◆ Task description
Return all of the lines below exactly as they are.

◆ Records
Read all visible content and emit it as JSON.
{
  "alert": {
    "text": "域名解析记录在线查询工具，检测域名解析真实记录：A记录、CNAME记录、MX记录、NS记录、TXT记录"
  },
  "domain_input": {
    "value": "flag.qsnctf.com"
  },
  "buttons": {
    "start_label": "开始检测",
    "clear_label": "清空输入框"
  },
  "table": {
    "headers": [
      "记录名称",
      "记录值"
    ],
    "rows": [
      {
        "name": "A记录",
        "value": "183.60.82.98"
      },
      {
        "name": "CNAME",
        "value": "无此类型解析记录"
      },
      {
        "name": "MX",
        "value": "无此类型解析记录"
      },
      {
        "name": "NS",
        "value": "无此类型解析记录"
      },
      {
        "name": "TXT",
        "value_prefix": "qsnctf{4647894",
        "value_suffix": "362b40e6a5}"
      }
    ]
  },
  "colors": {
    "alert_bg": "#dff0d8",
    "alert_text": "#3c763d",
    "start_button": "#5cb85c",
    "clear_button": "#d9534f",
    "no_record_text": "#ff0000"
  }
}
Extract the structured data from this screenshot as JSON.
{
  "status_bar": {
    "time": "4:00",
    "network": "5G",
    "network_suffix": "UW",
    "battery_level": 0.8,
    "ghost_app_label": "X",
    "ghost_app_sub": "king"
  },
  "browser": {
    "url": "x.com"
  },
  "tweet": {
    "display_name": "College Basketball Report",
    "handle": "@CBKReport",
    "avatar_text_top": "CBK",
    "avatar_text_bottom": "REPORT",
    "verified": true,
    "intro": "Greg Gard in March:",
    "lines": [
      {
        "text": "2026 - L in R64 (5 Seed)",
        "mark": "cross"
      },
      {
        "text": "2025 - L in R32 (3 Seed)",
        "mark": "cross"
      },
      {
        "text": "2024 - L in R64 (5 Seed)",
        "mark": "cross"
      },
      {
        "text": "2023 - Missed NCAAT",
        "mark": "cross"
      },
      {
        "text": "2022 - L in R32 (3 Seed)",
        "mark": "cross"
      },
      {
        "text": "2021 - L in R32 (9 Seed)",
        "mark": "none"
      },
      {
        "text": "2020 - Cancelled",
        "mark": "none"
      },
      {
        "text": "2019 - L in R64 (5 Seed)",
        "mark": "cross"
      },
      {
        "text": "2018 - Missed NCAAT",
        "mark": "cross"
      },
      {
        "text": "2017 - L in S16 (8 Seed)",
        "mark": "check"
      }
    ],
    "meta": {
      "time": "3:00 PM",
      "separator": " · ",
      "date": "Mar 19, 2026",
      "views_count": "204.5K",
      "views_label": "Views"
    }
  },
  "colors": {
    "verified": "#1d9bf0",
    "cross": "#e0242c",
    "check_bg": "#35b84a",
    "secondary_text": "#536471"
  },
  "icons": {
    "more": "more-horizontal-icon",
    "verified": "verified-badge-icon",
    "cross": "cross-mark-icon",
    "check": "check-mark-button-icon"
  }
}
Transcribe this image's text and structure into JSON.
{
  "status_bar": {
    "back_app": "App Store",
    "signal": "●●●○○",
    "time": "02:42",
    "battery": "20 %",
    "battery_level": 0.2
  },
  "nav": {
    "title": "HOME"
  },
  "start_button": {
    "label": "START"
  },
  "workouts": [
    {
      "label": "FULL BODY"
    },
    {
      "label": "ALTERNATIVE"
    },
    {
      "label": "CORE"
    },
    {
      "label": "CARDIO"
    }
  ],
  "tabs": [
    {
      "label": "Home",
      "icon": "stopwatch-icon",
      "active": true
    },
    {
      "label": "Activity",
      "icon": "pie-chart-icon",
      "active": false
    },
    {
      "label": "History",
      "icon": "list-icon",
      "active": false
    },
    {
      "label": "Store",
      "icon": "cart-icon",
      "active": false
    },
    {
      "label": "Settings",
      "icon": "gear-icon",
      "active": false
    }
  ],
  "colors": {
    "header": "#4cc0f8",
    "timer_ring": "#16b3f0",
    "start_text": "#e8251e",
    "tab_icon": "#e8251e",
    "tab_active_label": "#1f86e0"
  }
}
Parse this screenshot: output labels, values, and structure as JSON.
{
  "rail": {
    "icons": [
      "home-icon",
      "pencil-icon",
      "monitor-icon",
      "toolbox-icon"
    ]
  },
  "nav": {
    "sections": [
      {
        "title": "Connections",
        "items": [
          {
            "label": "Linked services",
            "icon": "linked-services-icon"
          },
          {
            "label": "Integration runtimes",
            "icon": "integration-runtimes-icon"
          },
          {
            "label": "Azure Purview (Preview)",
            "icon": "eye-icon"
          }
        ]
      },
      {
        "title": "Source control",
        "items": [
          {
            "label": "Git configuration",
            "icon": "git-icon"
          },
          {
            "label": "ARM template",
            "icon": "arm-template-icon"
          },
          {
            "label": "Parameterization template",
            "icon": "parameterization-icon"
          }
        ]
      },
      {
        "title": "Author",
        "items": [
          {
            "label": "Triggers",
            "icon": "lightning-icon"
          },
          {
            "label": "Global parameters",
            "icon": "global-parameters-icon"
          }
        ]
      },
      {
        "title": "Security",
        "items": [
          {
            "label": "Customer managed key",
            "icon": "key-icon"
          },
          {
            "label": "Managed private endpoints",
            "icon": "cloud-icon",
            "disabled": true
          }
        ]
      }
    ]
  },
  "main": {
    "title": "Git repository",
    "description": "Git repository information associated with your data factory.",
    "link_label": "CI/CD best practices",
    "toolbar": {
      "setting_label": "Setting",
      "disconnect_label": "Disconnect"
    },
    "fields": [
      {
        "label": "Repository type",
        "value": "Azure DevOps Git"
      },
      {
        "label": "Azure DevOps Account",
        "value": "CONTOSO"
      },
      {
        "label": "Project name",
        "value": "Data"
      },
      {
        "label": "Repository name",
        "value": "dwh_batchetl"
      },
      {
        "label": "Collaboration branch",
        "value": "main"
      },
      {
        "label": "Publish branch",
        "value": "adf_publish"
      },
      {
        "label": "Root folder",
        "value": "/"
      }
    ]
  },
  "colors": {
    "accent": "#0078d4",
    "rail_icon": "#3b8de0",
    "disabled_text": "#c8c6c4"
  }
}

◆ Exercise response
Read all visible content and emit it as JSON.
{
  "alert": {
    "text": "域名解析记录在线查询工具，检测域名解析真实记录：A记录、CNAME记录、MX记录、NS记录、TXT记录"
  },
  "domain_input": {
    "value": "flag.qsnctf.com"
  },
  "buttons": {
    "start_label": "开始检测",
    "clear_label": "清空输入框"
  },
  "table": {
    "headers": [
      "记录名称",
      "记录值"
    ],
    "rows": [
      {
        "name": "A记录",
        "value": "183.60.82.98"
      },
      {
        "name": "CNAME",
        "value": "无此类型解析记录"
      },
      {
        "name": "MX",
        "value": "无此类型解析记录"
      },
      {
        "name": "NS",
        "value": "无此类型解析记录"
      },
      {
        "name": "TXT",
        "value_prefix": "qsnctf{4647894",
        "value_suffix": "362b40e6a5}"
      }
    ]
  },
  "colors": {
    "alert_bg": "#dff0d8",
    "alert_text": "#3c763d",
    "start_button": "#5cb85c",
    "clear_button": "#d9534f",
    "no_record_text": "#ff0000"
  }
}
Extract the structured data from this screenshot as JSON.
{
  "status_bar": {
    "time": "4:00",
    "network": "5G",
    "network_suffix": "UW",
    "battery_level": 0.8,
    "ghost_app_label": "X",
    "ghost_app_sub": "king"
  },
  "browser": {
    "url": "x.com"
  },
  "tweet": {
    "display_name": "College Basketball Report",
    "handle": "@CBKReport",
    "avatar_text_top": "CBK",
    "avatar_text_bottom": "REPORT",
    "verified": true,
    "intro": "Greg Gard in March:",
    "lines": [
      {
        "text": "2026 - L in R64 (5 Seed)",
        "mark": "cross"
      },
      {
        "text": "2025 - L in R32 (3 Seed)",
        "mark": "cross"
      },
      {
        "text": "2024 - L in R64 (5 Seed)",
        "mark": "cross"
      },
      {
        "text": "2023 - Missed NCAAT",
        "mark": "cross"
      },
      {
        "text": "2022 - L in R32 (3 Seed)",
        "mark": "cross"
      },
      {
        "text": "2021 - L in R32 (9 Seed)",
        "mark": "none"
      },
      {
        "text": "2020 - Cancelled",
        "mark": "none"
      },
      {
        "text": "2019 - L in R64 (5 Seed)",
        "mark": "cross"
      },
      {
        "text": "2018 - Missed NCAAT",
        "mark": "cross"
      },
      {
        "text": "2017 - L in S16 (8 Seed)",
        "mark": "check"
      }
    ],
    "meta": {
      "time": "3:00 PM",
      "separator": " · ",
      "date": "Mar 19, 2026",
      "views_count": "204.5K",
      "views_label": "Views"
    }
  },
  "colors": {
    "verified": "#1d9bf0",
    "cross": "#e0242c",
    "check_bg": "#35b84a",
    "secondary_text": "#536471"
  },
  "icons": {
    "more": "more-horizontal-icon",
    "verified": "verified-badge-icon",
    "cross": "cross-mark-icon",
    "check": "check-mark-button-icon"
  }
}
Transcribe this image's text and structure into JSON.
{
  "status_bar": {
    "back_app": "App Store",
    "signal": "●●●○○",
    "time": "02:42",
    "battery": "20 %",
    "battery_level": 0.2
  },
  "nav": {
    "title": "HOME"
  },
  "start_button": {
    "label": "START"
  },
  "workouts": [
    {
      "label": "FULL BODY"
    },
    {
      "label": "ALTERNATIVE"
    },
    {
      "label": "CORE"
    },
    {
      "label": "CARDIO"
    }
  ],
  "tabs": [
    {
      "label": "Home",
      "icon": "stopwatch-icon",
      "active": true
    },
    {
      "label": "Activity",
      "icon": "pie-chart-icon",
      "active": false
    },
    {
      "label": "History",
      "icon": "list-icon",
      "active": false
    },
    {
      "label": "Store",
      "icon": "cart-icon",
      "active": false
    },
    {
      "label": "Settings",
      "icon": "gear-icon",
      "active": false
    }
  ],
  "colors": {
    "header": "#4cc0f8",
    "timer_ring": "#16b3f0",
    "start_text": "#e8251e",
    "tab_icon": "#e8251e",
    "tab_active_label": "#1f86e0"
  }
}
Parse this screenshot: output labels, values, and structure as JSON.
{
  "rail": {
    "icons": [
      "home-icon",
      "pencil-icon",
      "monitor-icon",
      "toolbox-icon"
    ]
  },
  "nav": {
    "sections": [
      {
        "title": "Connections",
        "items": [
          {
            "label": "Linked services",
            "icon": "linked-services-icon"
          },
          {
            "label": "Integration runtimes",
            "icon": "integration-runtimes-icon"
          },
          {
            "label": "Azure Purview (Preview)",
            "icon": "eye-icon"
          }
        ]
      },
      {
        "title": "Source control",
        "items": [
          {
            "label": "Git configuration",
            "icon": "git-icon"
          },
          {
            "label": "ARM template",
            "icon": "arm-template-icon"
          },
          {
            "label": "Parameterization template",
            "icon": "parameterization-icon"
          }
        ]
      },
      {
        "title": "Author",
        "items": [
          {
            "label": "Triggers",
            "icon": "lightning-icon"
          },
          {
            "label": "Global parameters",
            "icon": "global-parameters-icon"
          }
        ]
      },
      {
        "title": "Security",
        "items": [
          {
            "label": "Customer managed key",
            "icon": "key-icon"
          },
          {
            "label": "Managed private endpoints",
            "icon": "cloud-icon",
            "disabled": true
          }
        ]
      }
    ]
  },
  "main": {
    "title": "Git repository",
    "description": "Git repository information associated with your data factory.",
    "link_label": "CI/CD best practices",
    "toolbar": {
      "setting_label": "Setting",
      "disconnect_label": "Disconnect"
    },
    "fields": [
      {
        "label": "Repository type",
        "value": "Azure DevOps Git"
      },
      {
        "label": "Azure DevOps Account",
        "value": "CONTOSO"
      },
      {
        "label": "Project name",
        "value": "Data"
      },
      {
        "label": "Repository name",
        "value": "dwh_batchetl"
      },
      {
        "label": "Collaboration branch",
        "value": "main"
      },
      {
        "label": "Publish branch",
        "value": "adf_publish"
      },
      {
        "label": "Root folder",
        "value": "/"
      }
    ]
  },
  "colors": {
    "accent": "#0078d4",
    "rail_icon": "#3b8de0",
    "disabled_text": "#c8c6c4"
  }
}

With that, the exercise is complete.